Sony's 2010 album Brahms: Greatest Hits follows the example set by the older Columbia and CBS Masterworks greatest-hits series, yet while several of the pieces are the same as those on its predecessors, the personnel for this disc is quite different. Replacing the stalwarts of the 1970s lineup, such as Leonard Bernstein, Eugene Ormandy, and André Kostelanetz, are George Szell, Fritz Reiner, James Levine, and Pierre Monteux, to show something of the increased choices available beyond the label's older catalog listings. The Academic Festival Overture, the Hungarian Dance No. 5, and excerpts from the Symphony No. 1 and the Symphony No. 3 are revisited in different performances, and the substitution of a vocal version of the famous Wiegenlied ("Brahms' Lullaby") for Kostelanetz's easy listening arrangement is a plus. The additional excerpts from the Piano Concerto No. 2 , the Violin Concerto, and Ein deutsches Requiem give a fuller impression of Brahms' style and substance than the shorter LP and CD releases could, and the replacement of the Waltz in A flat major with the Intermezzo in A major is at least an equivalent swap. The one thing beginners should guard against is the notion that this greatest-hits album or any others, for that matter, are sufficient for learning about classical music; this is certainly an enjoyable introduction to the music of Brahms, but there are many greater recordings of his complete pieces available, so don't stop with this compilation.

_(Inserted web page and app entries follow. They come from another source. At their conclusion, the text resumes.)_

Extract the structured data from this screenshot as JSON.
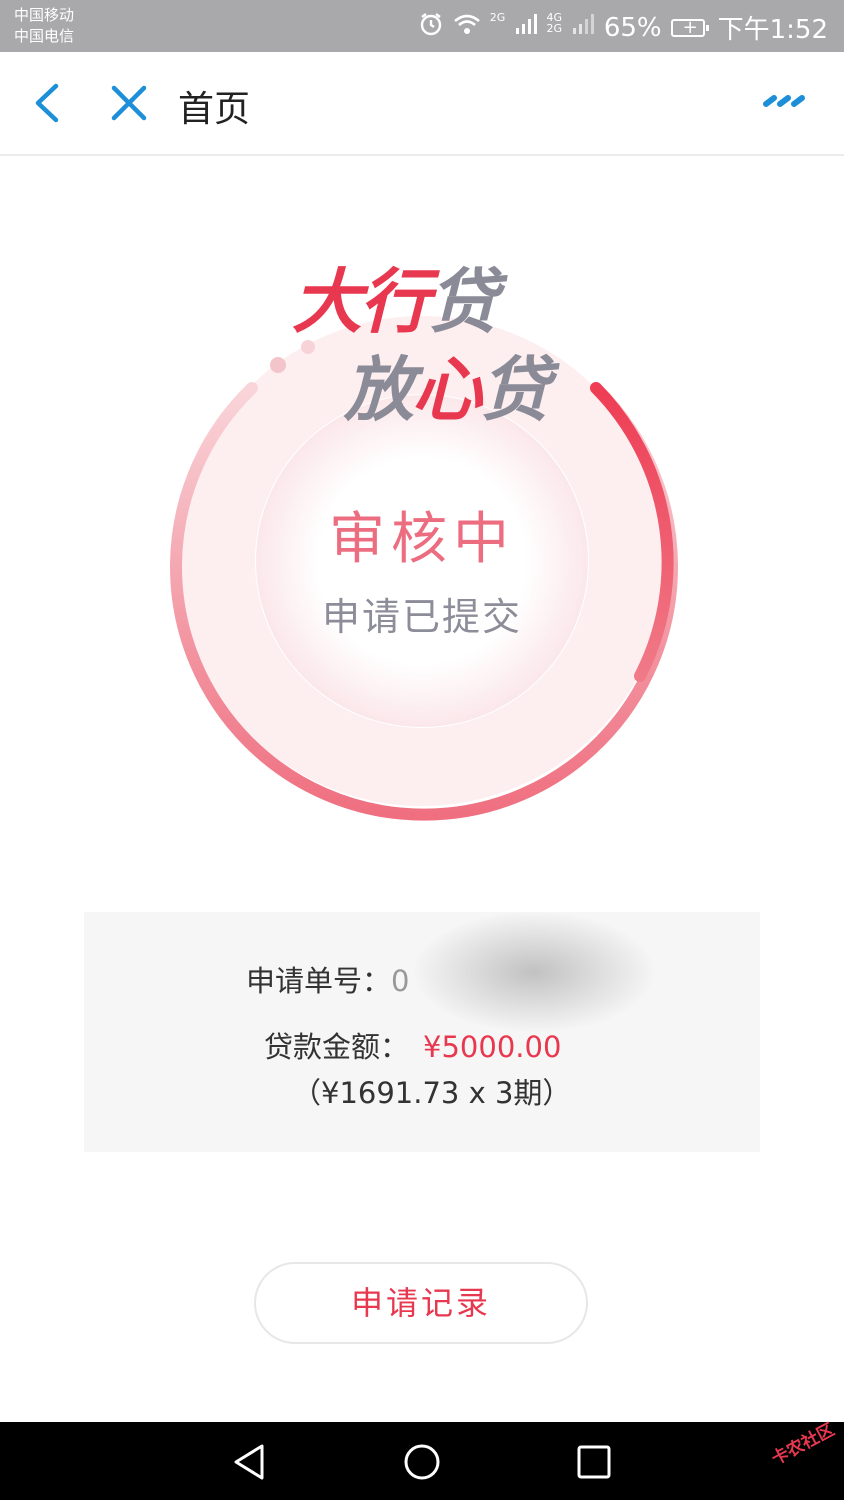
{
  "status_bar": {
    "carrier_1": "中国移动",
    "carrier_2": "中国电信",
    "signal_1_label": "2G",
    "signal_2_label": "4G 2G",
    "battery": "65%",
    "time": "下午1:52"
  },
  "nav": {
    "title": "首页",
    "back_icon": "chevron-left-icon",
    "close_icon": "close-icon",
    "more_icon": "more-dots-icon",
    "accent_color": "#1c8fd8"
  },
  "hero": {
    "logo_line1_a": "大行",
    "logo_line1_b": "贷",
    "logo_line2_a": "放",
    "logo_line2_b": "心",
    "logo_line2_c": "贷",
    "status_title": "审核中",
    "status_subtitle": "申请已提交",
    "accent_color": "#e8384f"
  },
  "info": {
    "order_label": "申请单号：",
    "order_value_visible": "0",
    "amount_label": "贷款金额：",
    "amount_value": "¥5000.00",
    "installment": "（¥1691.73 x 3期）"
  },
  "actions": {
    "record_button": "申请记录"
  },
  "system_nav": {
    "back_icon": "triangle-back-icon",
    "home_icon": "circle-home-icon",
    "recent_icon": "square-recent-icon",
    "watermark": "卡农社区"
  }
}
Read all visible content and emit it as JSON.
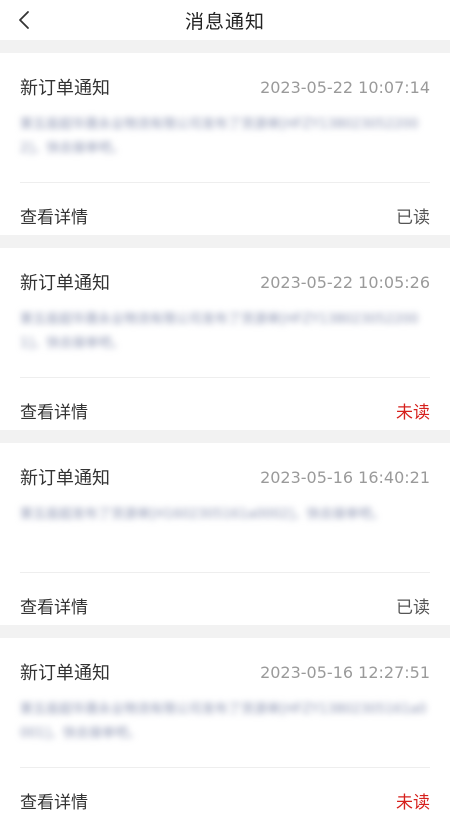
{
  "header": {
    "title": "消息通知"
  },
  "messages": [
    {
      "title": "新订单通知",
      "time": "2023-05-22 10:07:14",
      "content": "第五座超华晟永业物流有限公司发布了货源单[HFZY1380230522002]，快去接单吧。",
      "detail_label": "查看详情",
      "status": "已读",
      "status_color": "#555555"
    },
    {
      "title": "新订单通知",
      "time": "2023-05-22 10:05:26",
      "content": "第五座超华晟永业物流有限公司发布了货源单[HFZY1380230522001]，快去接单吧。",
      "detail_label": "查看详情",
      "status": "未读",
      "status_color": "#d6201c"
    },
    {
      "title": "新订单通知",
      "time": "2023-05-16 16:40:21",
      "content": "第五座超发布了货源单[H1602305161a0002]，快去接单吧。",
      "detail_label": "查看详情",
      "status": "已读",
      "status_color": "#555555"
    },
    {
      "title": "新订单通知",
      "time": "2023-05-16 12:27:51",
      "content": "第五座超华晟永业物流有限公司发布了货源单[HFZY13802305161a0001]，快去接单吧。",
      "detail_label": "查看详情",
      "status": "未读",
      "status_color": "#d6201c"
    }
  ]
}
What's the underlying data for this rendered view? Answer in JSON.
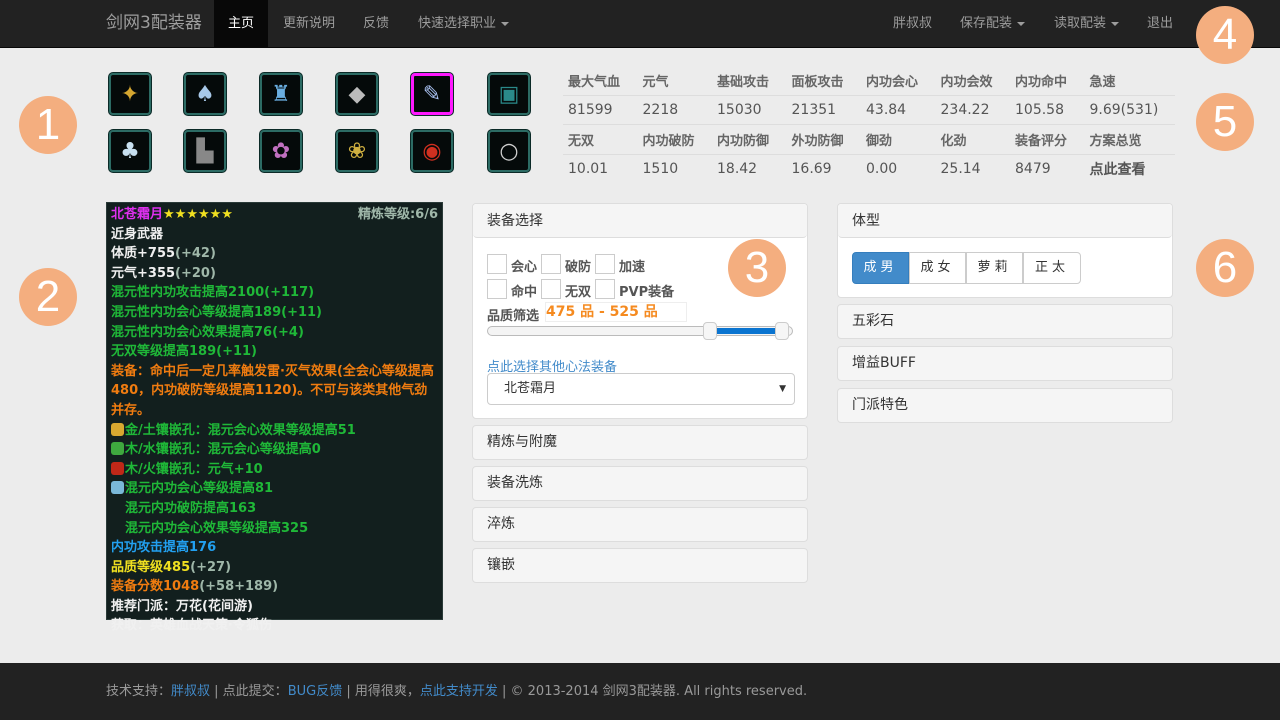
{
  "navbar": {
    "brand": "剑网3配装器",
    "items": [
      "主页",
      "更新说明",
      "反馈",
      "快速选择职业"
    ],
    "right_items": [
      "胖叔叔",
      "保存配装",
      "读取配装",
      "退出"
    ]
  },
  "badges": [
    "1",
    "2",
    "3",
    "4",
    "5",
    "6"
  ],
  "equipment_slots": [
    {
      "slot": "necklace-ornament",
      "glyph": "✦",
      "color": "#d4a630"
    },
    {
      "slot": "chest",
      "glyph": "♠",
      "color": "#a8c8e8"
    },
    {
      "slot": "belt",
      "glyph": "♜",
      "color": "#6aaee0"
    },
    {
      "slot": "bracer",
      "glyph": "◆",
      "color": "#bbbbbb"
    },
    {
      "slot": "weapon",
      "glyph": "✎",
      "color": "#a8c0f0",
      "selected": true
    },
    {
      "slot": "hidden-weapon",
      "glyph": "▣",
      "color": "#2a8a8a"
    },
    {
      "slot": "pants",
      "glyph": "♣",
      "color": "#c8e0f0"
    },
    {
      "slot": "shoes",
      "glyph": "▙",
      "color": "#888888"
    },
    {
      "slot": "pendant",
      "glyph": "✿",
      "color": "#c070c0"
    },
    {
      "slot": "waist-pendant",
      "glyph": "❀",
      "color": "#d0b040"
    },
    {
      "slot": "ring-1",
      "glyph": "◉",
      "color": "#d03020"
    },
    {
      "slot": "ring-2",
      "glyph": "○",
      "color": "#d0d0d0"
    }
  ],
  "stats": {
    "row1_labels": [
      "最大气血",
      "元气",
      "基础攻击",
      "面板攻击",
      "内功会心",
      "内功会效",
      "内功命中",
      "急速"
    ],
    "row1_values": [
      "81599",
      "2218",
      "15030",
      "21351",
      "43.84",
      "234.22",
      "105.58",
      "9.69(531)"
    ],
    "row2_labels": [
      "无双",
      "内功破防",
      "内功防御",
      "外功防御",
      "御劲",
      "化劲",
      "装备评分",
      "方案总览"
    ],
    "row2_values": [
      "10.01",
      "1510",
      "18.42",
      "16.69",
      "0.00",
      "25.14",
      "8479"
    ],
    "overview_link": "点此查看"
  },
  "tooltip": {
    "name": "北苍霜月",
    "stars": "★★★★★★",
    "refine": "精炼等级:6/6",
    "type": "近身武器",
    "base": [
      {
        "text": "体质+755",
        "extra": "(+42)"
      },
      {
        "text": "元气+355",
        "extra": "(+20)"
      }
    ],
    "green": [
      "混元性内功攻击提高2100(+117)",
      "混元性内功会心等级提高189(+11)",
      "混元性内功会心效果提高76(+4)",
      "无双等级提高189(+11)"
    ],
    "effect": "装备：命中后一定几率触发雷·灭气效果(全会心等级提高480，内功破防等级提高1120)。不可与该类其他气劲并存。",
    "sockets": [
      {
        "text": "金/土镶嵌孔：混元会心效果等级提高51",
        "color": "#d8a830"
      },
      {
        "text": "木/水镶嵌孔：混元会心等级提高0",
        "color": "#3fa83f"
      },
      {
        "text": "木/火镶嵌孔：元气+10",
        "color": "#c02818"
      }
    ],
    "enchant": [
      "混元内功会心等级提高81",
      "混元内功破防提高163",
      "混元内功会心效果等级提高325"
    ],
    "enchant_color": "#7ab8d8",
    "attack_bonus": "内功攻击提高176",
    "quality_label": "品质等级485",
    "quality_extra": "(+27)",
    "score_label": "装备分数1048",
    "score_extra": "(+58+189)",
    "school": "推荐门派：万花(花间游)",
    "source": "获取：英雄血战天策·令狐伤"
  },
  "equip_select": {
    "title": "装备选择",
    "checkboxes": [
      "会心",
      "破防",
      "加速",
      "命中",
      "无双",
      "PVP装备"
    ],
    "quality_label": "品质筛选",
    "quality_range": "475 品 - 525 品",
    "slider_low_fraction": 0.73,
    "slider_high_fraction": 0.97,
    "other_link": "点此选择其他心法装备",
    "selected_item": "北苍霜月"
  },
  "middle_sections": [
    "精炼与附魔",
    "装备洗炼",
    "淬炼",
    "镶嵌"
  ],
  "body_type": {
    "title": "体型",
    "options": [
      "成男",
      "成女",
      "萝莉",
      "正太"
    ],
    "active": 0
  },
  "right_sections": [
    "五彩石",
    "增益BUFF",
    "门派特色"
  ],
  "footer": {
    "support_label": "技术支持：",
    "support_link": "胖叔叔",
    "sep1": " | 点此提交：",
    "bug_link": "BUG反馈",
    "sep2": " | 用得很爽，",
    "donate_link": "点此支持开发",
    "copyright": " | © 2013-2014 剑网3配装器. All rights reserved."
  },
  "colors": {
    "accent": "#428bca",
    "badge": "#f4ae7f",
    "navbar": "#222222",
    "selected_slot": "#ff19ff"
  }
}
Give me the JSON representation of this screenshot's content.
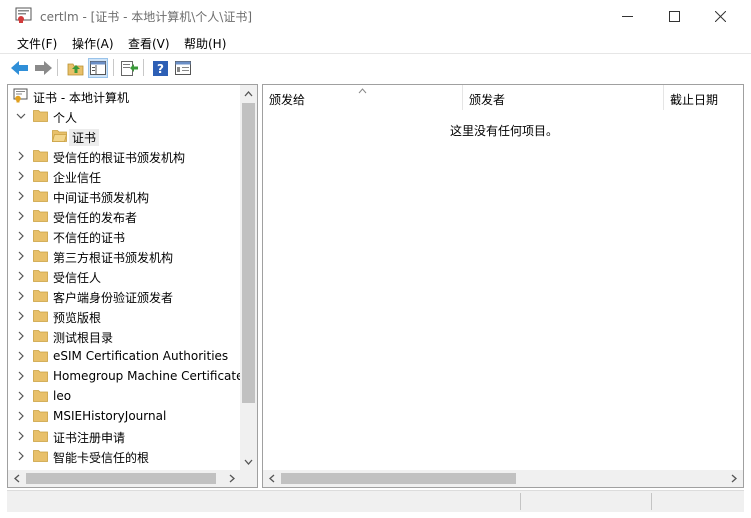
{
  "window": {
    "title": "certlm - [证书 - 本地计算机\\个人\\证书]"
  },
  "menu": [
    "文件(F)",
    "操作(A)",
    "查看(V)",
    "帮助(H)"
  ],
  "toolbar": {
    "icons": [
      "back-icon",
      "forward-icon",
      "up-folder-icon",
      "show-hide-console-tree-icon",
      "export-list-icon",
      "help-icon",
      "properties-icon"
    ]
  },
  "tree": {
    "root": "证书 - 本地计算机",
    "items": [
      {
        "label": "个人",
        "expanded": true
      },
      {
        "label": "证书",
        "selected": true
      },
      {
        "label": "受信任的根证书颁发机构"
      },
      {
        "label": "企业信任"
      },
      {
        "label": "中间证书颁发机构"
      },
      {
        "label": "受信任的发布者"
      },
      {
        "label": "不信任的证书"
      },
      {
        "label": "第三方根证书颁发机构"
      },
      {
        "label": "受信任人"
      },
      {
        "label": "客户端身份验证颁发者"
      },
      {
        "label": "预览版根"
      },
      {
        "label": "测试根目录"
      },
      {
        "label": "eSIM Certification Authorities"
      },
      {
        "label": "Homegroup Machine Certificates"
      },
      {
        "label": "leo"
      },
      {
        "label": "MSIEHistoryJournal"
      },
      {
        "label": "证书注册申请"
      },
      {
        "label": "智能卡受信任的根"
      }
    ]
  },
  "list": {
    "columns": [
      "颁发给",
      "颁发者",
      "截止日期"
    ],
    "empty_message": "这里没有任何项目。"
  },
  "colors": {
    "folder": "#e8c06a",
    "selection": "#ececec",
    "scrollbar_thumb": "#c1c1c1"
  }
}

Brahms: Greatest Hits Review
by Blair Sanderson
|Concerto No. 2 for Piano and Orchestra in B-flat Major, Op. 83|
|Violin Concerto in D, Op. 77|
|A German Requiem, Op. 45|
|Symphony No. 3 in F major, Op. 90|
|Symphony No. 1 in C minor, Op. 68|